By Hub City Times staff
MARSHFIELD – Marathon County officials are investigating questionable accounting practices in the town of McMillan that date back to 2009 and involve a former clerk.
“Back in 2009-11, while I was on the town board, we had a clerk that was not working with the board real well,” explained Clarence Oertel. “So, then in 2011, the board decided to have a job description for her, which she refused to do. So, we had no choice but to dismiss her.”
In order to dismiss the then clerk-treasurer the town of McMillan was obligated to participate in a mediated hearing, which took place Feb. 24, 2011.
“When we did dismiss her, (Marathon) County contacted the town (of McMillan) with a name of a person that would help us out,” Oertel said. “So, Nancy Dittman came in to help us out. She was a treasurer for the town of Cassel in Marathon County, and she also worked with the County whenever tax time came along. She was highly recommended by the county treasurer.
“We hired her, and while she was our (interim) clerk, she discovered some bank accounts that the board did not know about. There were money orders being used for payments, and we did not know about it.
“State law says that every disbursement of the town money has to be board approved and the chairman has to sign the checks and this was not being done.”
Upon the discovery of the questionable accounts and money transactions, Oertel sought legal counsel. Upon recommendation, Oertel wrote a letter to the Marathon County District Attorney’s (DA) Office.
On August 20, 2012 a Marathon County detective was assigned to a case due to a request by Oertel and then McMillan board chair, Russ Weichelt, to look into the suspicious accounting activity, along with possible violations to the open records law.
That investigation resulted in no action by the Marathon County Sheriff’s Office or the DA; however, Oertel and others from the township still looked for answers on the hidden accounts and missing money order receipts.
“We are back to wanting to know this information, so we did some open records requests,” Oertel explained. “They will not respond.
“(The interim clerk) found some of the money orders — $11-12,000 worth of money orders.
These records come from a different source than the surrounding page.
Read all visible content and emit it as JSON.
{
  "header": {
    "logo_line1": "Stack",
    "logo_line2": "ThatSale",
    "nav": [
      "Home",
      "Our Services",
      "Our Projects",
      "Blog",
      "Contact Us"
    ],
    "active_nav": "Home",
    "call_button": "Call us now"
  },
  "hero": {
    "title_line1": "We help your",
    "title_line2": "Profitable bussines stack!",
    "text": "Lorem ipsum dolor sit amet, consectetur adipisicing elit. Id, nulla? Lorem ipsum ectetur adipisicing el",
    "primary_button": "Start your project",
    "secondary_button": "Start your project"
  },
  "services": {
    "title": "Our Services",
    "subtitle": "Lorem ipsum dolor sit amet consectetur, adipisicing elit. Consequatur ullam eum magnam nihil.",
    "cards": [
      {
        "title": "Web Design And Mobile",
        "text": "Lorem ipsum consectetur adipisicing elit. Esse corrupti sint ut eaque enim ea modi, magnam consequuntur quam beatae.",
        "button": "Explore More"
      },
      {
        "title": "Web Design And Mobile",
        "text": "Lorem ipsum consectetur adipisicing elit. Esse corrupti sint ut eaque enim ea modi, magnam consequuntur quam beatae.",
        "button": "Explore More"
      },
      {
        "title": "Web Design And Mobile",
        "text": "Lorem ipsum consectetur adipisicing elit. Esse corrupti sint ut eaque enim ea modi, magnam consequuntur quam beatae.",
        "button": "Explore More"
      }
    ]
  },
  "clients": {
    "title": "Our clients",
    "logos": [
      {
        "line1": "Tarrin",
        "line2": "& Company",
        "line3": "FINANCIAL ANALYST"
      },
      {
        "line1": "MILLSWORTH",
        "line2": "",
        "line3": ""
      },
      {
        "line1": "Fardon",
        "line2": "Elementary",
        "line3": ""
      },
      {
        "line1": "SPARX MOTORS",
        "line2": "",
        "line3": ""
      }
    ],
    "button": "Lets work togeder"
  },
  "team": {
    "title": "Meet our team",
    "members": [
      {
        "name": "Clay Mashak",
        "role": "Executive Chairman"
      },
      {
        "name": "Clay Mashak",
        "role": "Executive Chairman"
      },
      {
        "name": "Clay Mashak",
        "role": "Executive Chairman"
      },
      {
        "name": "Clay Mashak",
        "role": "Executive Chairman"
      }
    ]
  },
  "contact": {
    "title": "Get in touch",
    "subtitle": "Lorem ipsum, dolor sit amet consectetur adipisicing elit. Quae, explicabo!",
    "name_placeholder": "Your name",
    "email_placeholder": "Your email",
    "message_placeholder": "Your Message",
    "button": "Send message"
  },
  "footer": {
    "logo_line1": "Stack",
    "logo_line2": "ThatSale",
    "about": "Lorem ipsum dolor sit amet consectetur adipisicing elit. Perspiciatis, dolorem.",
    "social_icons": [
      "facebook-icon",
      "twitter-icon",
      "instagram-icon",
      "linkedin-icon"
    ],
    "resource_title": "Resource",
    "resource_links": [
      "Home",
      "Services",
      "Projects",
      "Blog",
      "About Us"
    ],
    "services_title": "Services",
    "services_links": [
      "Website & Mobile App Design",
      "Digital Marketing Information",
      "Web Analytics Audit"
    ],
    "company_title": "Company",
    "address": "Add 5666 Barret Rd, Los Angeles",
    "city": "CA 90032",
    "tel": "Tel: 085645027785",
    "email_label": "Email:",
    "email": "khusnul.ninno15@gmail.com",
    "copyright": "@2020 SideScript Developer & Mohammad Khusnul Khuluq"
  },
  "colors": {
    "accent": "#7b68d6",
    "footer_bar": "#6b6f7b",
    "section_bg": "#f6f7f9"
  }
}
According to a report, that specific bank account number had $59,000 – almost $60,000 worth of money orders – and that is what we are asking for in the open records requests; and that is just one account. There were three accounts that (the previous clerk) was doing money orders out of.”
On behalf of the McMillan residents wanting more information on the accounts, town resident Dorothy Olson submitted several open records requests in 2016 – one on June 3, June 23, Sept. 12, and Oct. 7.
Stating that the requests had not been fulfilled, Olson contacted the Marathon County District Attorney’s Office.
On Dec. 12, 2017, Marathon County District Attorney Theresa Wetzsteon, Marathon County Sheriff Scott Parks, and Marathon County Corporation Counsel Scott Corbett met with McMillan’s current town chair and clerk. At that time, it was determined that the town had not turned over the requested records.
After multiple requests from McMillan residents, as well as current and former board members, the Marathon County Sheriff’s Office reviewed the matter and opened an investigation.
“The allegations received have been reviewed and warrants an investigation into some of the practices the Township has been doing,” said Marathon County Sheriff’s Captain Greg Bean.
Since it is an open investigation, Captain Bean stated that he was unable to release any more details until the investigation is complete.
“We’ve been trying to get this information since 2012,” Oertel added. “Two thousand people have the right to know.”